.
.
.
#parenting #parentinglife #parenting #parent #parents #mindfulparent
Strong steady breathing will reverse the fight or flight physiology that causes nausea, butterflies, or sick or sore tummies during anxiety. BUT telling an anxious brain to take a strong steady breath will potentially make anxiety worse unless strong steady breathing feels familiar. Practising during calm times will make it familiar. 

During anxiety we’re dealing with their amygdala, and it wants short shallow breathing to conserve oxygen. It doesn’t want strong steady breathing and will work hard to resist this. 

An anxious brain is a busy brain and it will be less able to do anything unfamiliar. A few minutes of strong steady breathing each day will set up a strong neural pathway to make strong breathing more automatic and accessible during anxiety. 

In the meantime though, you can do it for them. This is the magic of co-regulation. When you do strong steady breathing during their anxiety, it will calm your nervous system which will eventually calm theirs. You will catch their anxiety, and this will feed into their anxiety. Your strong steady breathing is the circuit breaker. They will catch your anxiety, but they will also catch your calm. Don’t worry if this takes a few minutes (and maybe a few more after that). Anxious brains are strong, powerful, beautiful brains working hard to protect. Breathe and be with. This will open the way for that distressed young nervous system to find its way home. And you don’t need to do more than that.♥️
.
.
.
#heywarrior #parenting #bravekids #anxietyinkids #kidsanxiety #parent #parenthood
Needs and behaviour can get tangled up and treated as one. When you can, separate the need from the behaviour. Give voice to the need - let it find a way to breathe - and redirect the behaviour. 

The need might always be clear, especially if it’s being smothered by angry shouting words. If we stifle the behaviour without acknowledging the need, the need stays hungry. Help usher it into the light by making it clear that you’re ready to receive it. Then wait.
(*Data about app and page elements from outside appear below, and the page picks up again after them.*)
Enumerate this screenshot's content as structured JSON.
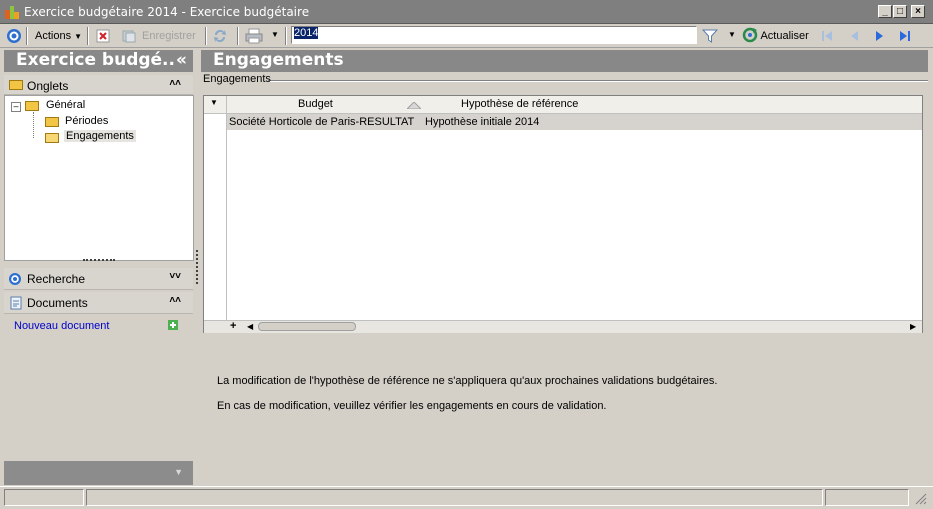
{
  "window": {
    "title": "Exercice budgétaire 2014 -  Exercice budgétaire",
    "minimize": "_",
    "maximize": "□",
    "close": "×"
  },
  "toolbar": {
    "actions_label": "Actions",
    "save_label": "Enregistrer",
    "search_value": "2014",
    "refresh_label": "Actualiser"
  },
  "left_panel": {
    "title": "Exercice budgé..",
    "collapse_glyph": "«",
    "tabs_section": "Onglets",
    "tree": {
      "root": "Général",
      "children": [
        "Périodes",
        "Engagements"
      ]
    },
    "search_section": "Recherche",
    "documents_section": "Documents",
    "new_document_link": "Nouveau document"
  },
  "main": {
    "title": "Engagements",
    "group_label": "Engagements",
    "grid": {
      "columns": [
        "Budget",
        "Hypothèse de référence"
      ],
      "rows": [
        [
          "Société Horticole de Paris-RESULTAT",
          "Hypothèse initiale 2014"
        ]
      ],
      "add_glyph": "+"
    },
    "messages": [
      "La modification de l'hypothèse de référence ne s'appliquera qu'aux prochaines validations budgétaires.",
      "En cas de modification, veuillez vérifier les engagements en cours de validation."
    ]
  },
  "colors": {
    "header_bar": "#888888",
    "selection": "#0a246a",
    "link": "#0000cc",
    "face": "#d4d0c8"
  }
}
Wait for the big behaviour to ease, for bodies to calm, and angry voices to soften - but keep the way to you open. ‘You’re a great kid and I know you know that behaviour wasn’t okay. Talk to me about what’s happening for you.’

Pin It on Pinterest

Share This